▶ [Source data]:

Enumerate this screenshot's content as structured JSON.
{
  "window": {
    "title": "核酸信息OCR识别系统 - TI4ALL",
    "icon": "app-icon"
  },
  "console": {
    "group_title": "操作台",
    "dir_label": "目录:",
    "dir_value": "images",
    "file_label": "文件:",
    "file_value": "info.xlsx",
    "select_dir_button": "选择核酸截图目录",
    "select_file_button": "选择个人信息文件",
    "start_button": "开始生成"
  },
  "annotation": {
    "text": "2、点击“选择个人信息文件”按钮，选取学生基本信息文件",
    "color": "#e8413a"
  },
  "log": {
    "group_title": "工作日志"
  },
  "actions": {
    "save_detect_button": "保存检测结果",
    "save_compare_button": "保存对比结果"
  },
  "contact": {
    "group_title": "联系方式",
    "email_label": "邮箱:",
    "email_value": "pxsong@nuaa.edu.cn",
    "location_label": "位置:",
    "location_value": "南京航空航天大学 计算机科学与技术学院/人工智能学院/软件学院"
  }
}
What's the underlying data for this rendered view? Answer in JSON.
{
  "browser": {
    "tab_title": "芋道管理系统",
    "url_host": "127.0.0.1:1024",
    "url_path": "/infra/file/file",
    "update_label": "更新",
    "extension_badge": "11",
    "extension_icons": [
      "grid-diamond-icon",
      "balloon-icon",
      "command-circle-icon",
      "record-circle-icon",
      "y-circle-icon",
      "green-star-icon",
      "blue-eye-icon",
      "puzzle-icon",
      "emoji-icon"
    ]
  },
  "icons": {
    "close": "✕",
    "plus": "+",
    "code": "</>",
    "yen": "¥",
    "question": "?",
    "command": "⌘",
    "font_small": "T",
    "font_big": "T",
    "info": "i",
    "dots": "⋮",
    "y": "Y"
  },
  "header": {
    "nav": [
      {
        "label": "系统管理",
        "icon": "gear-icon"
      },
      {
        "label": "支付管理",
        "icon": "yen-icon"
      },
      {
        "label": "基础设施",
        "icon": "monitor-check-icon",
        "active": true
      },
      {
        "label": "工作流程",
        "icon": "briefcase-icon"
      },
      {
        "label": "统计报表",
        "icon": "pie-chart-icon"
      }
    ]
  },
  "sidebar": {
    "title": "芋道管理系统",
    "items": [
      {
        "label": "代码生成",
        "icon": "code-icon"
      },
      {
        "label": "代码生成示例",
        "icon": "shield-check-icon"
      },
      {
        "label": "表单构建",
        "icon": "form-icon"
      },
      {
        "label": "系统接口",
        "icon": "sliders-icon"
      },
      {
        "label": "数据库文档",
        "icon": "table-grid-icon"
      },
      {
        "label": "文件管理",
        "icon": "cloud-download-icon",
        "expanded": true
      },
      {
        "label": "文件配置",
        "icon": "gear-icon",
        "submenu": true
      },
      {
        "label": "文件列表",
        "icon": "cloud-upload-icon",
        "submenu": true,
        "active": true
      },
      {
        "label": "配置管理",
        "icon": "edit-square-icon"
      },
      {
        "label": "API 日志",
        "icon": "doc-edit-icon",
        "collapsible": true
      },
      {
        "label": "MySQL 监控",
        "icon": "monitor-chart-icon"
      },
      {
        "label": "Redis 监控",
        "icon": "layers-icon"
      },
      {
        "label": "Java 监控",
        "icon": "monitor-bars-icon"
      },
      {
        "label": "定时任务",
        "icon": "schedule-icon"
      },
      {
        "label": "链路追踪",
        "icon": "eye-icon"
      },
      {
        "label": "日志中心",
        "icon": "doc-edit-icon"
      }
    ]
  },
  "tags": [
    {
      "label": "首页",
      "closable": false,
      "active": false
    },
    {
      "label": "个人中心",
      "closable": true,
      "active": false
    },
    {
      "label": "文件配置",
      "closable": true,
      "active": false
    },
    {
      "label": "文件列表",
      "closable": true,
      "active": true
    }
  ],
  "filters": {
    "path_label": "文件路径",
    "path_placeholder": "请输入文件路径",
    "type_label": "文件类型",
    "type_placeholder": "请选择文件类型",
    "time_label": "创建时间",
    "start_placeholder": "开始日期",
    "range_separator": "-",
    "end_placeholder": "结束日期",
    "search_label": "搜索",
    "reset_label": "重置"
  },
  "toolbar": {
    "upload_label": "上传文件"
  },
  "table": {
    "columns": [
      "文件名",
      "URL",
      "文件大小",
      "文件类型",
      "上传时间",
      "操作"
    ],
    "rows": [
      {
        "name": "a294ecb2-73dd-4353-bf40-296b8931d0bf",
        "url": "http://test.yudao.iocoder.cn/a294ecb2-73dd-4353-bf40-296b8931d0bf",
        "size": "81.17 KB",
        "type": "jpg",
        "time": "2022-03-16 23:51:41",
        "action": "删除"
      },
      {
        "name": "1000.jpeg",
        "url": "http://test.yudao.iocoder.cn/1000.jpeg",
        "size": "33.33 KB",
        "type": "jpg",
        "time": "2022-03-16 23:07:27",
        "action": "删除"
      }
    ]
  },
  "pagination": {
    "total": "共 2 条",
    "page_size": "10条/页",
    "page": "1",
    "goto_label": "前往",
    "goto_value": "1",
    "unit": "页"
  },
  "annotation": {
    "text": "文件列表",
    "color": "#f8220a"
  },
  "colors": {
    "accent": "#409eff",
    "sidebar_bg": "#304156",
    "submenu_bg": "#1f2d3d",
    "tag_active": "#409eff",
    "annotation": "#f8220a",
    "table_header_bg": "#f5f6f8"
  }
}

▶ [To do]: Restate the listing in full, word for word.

▶ [Solution to this problem]:
Enumerate this screenshot's content as structured JSON.
{
  "window": {
    "title": "核酸信息OCR识别系统 - TI4ALL",
    "icon": "app-icon"
  },
  "console": {
    "group_title": "操作台",
    "dir_label": "目录:",
    "dir_value": "images",
    "file_label": "文件:",
    "file_value": "info.xlsx",
    "select_dir_button": "选择核酸截图目录",
    "select_file_button": "选择个人信息文件",
    "start_button": "开始生成"
  },
  "annotation": {
    "text": "2、点击“选择个人信息文件”按钮，选取学生基本信息文件",
    "color": "#e8413a"
  },
  "log": {
    "group_title": "工作日志"
  },
  "actions": {
    "save_detect_button": "保存检测结果",
    "save_compare_button": "保存对比结果"
  },
  "contact": {
    "group_title": "联系方式",
    "email_label": "邮箱:",
    "email_value": "pxsong@nuaa.edu.cn",
    "location_label": "位置:",
    "location_value": "南京航空航天大学 计算机科学与技术学院/人工智能学院/软件学院"
  }
}
What's the underlying data for this rendered view? Answer in JSON.
{
  "browser": {
    "tab_title": "芋道管理系统",
    "url_host": "127.0.0.1:1024",
    "url_path": "/infra/file/file",
    "update_label": "更新",
    "extension_badge": "11",
    "extension_icons": [
      "grid-diamond-icon",
      "balloon-icon",
      "command-circle-icon",
      "record-circle-icon",
      "y-circle-icon",
      "green-star-icon",
      "blue-eye-icon",
      "puzzle-icon",
      "emoji-icon"
    ]
  },
  "icons": {
    "close": "✕",
    "plus": "+",
    "code": "</>",
    "yen": "¥",
    "question": "?",
    "command": "⌘",
    "font_small": "T",
    "font_big": "T",
    "info": "i",
    "dots": "⋮",
    "y": "Y"
  },
  "header": {
    "nav": [
      {
        "label": "系统管理",
        "icon": "gear-icon"
      },
      {
        "label": "支付管理",
        "icon": "yen-icon"
      },
      {
        "label": "基础设施",
        "icon": "monitor-check-icon",
        "active": true
      },
      {
        "label": "工作流程",
        "icon": "briefcase-icon"
      },
      {
        "label": "统计报表",
        "icon": "pie-chart-icon"
      }
    ]
  },
  "sidebar": {
    "title": "芋道管理系统",
    "items": [
      {
        "label": "代码生成",
        "icon": "code-icon"
      },
      {
        "label": "代码生成示例",
        "icon": "shield-check-icon"
      },
      {
        "label": "表单构建",
        "icon": "form-icon"
      },
      {
        "label": "系统接口",
        "icon": "sliders-icon"
      },
      {
        "label": "数据库文档",
        "icon": "table-grid-icon"
      },
      {
        "label": "文件管理",
        "icon": "cloud-download-icon",
        "expanded": true
      },
      {
        "label": "文件配置",
        "icon": "gear-icon",
        "submenu": true
      },
      {
        "label": "文件列表",
        "icon": "cloud-upload-icon",
        "submenu": true,
        "active": true
      },
      {
        "label": "配置管理",
        "icon": "edit-square-icon"
      },
      {
        "label": "API 日志",
        "icon": "doc-edit-icon",
        "collapsible": true
      },
      {
        "label": "MySQL 监控",
        "icon": "monitor-chart-icon"
      },
      {
        "label": "Redis 监控",
        "icon": "layers-icon"
      },
      {
        "label": "Java 监控",
        "icon": "monitor-bars-icon"
      },
      {
        "label": "定时任务",
        "icon": "schedule-icon"
      },
      {
        "label": "链路追踪",
        "icon": "eye-icon"
      },
      {
        "label": "日志中心",
        "icon": "doc-edit-icon"
      }
    ]
  },
  "tags": [
    {
      "label": "首页",
      "closable": false,
      "active": false
    },
    {
      "label": "个人中心",
      "closable": true,
      "active": false
    },
    {
      "label": "文件配置",
      "closable": true,
      "active": false
    },
    {
      "label": "文件列表",
      "closable": true,
      "active": true
    }
  ],
  "filters": {
    "path_label": "文件路径",
    "path_placeholder": "请输入文件路径",
    "type_label": "文件类型",
    "type_placeholder": "请选择文件类型",
    "time_label": "创建时间",
    "start_placeholder": "开始日期",
    "range_separator": "-",
    "end_placeholder": "结束日期",
    "search_label": "搜索",
    "reset_label": "重置"
  },
  "toolbar": {
    "upload_label": "上传文件"
  },
  "table": {
    "columns": [
      "文件名",
      "URL",
      "文件大小",
      "文件类型",
      "上传时间",
      "操作"
    ],
    "rows": [
      {
        "name": "a294ecb2-73dd-4353-bf40-296b8931d0bf",
        "url": "http://test.yudao.iocoder.cn/a294ecb2-73dd-4353-bf40-296b8931d0bf",
        "size": "81.17 KB",
        "type": "jpg",
        "time": "2022-03-16 23:51:41",
        "action": "删除"
      },
      {
        "name": "1000.jpeg",
        "url": "http://test.yudao.iocoder.cn/1000.jpeg",
        "size": "33.33 KB",
        "type": "jpg",
        "time": "2022-03-16 23:07:27",
        "action": "删除"
      }
    ]
  },
  "pagination": {
    "total": "共 2 条",
    "page_size": "10条/页",
    "page": "1",
    "goto_label": "前往",
    "goto_value": "1",
    "unit": "页"
  },
  "annotation": {
    "text": "文件列表",
    "color": "#f8220a"
  },
  "colors": {
    "accent": "#409eff",
    "sidebar_bg": "#304156",
    "submenu_bg": "#1f2d3d",
    "tag_active": "#409eff",
    "annotation": "#f8220a",
    "table_header_bg": "#f5f6f8"
  }
}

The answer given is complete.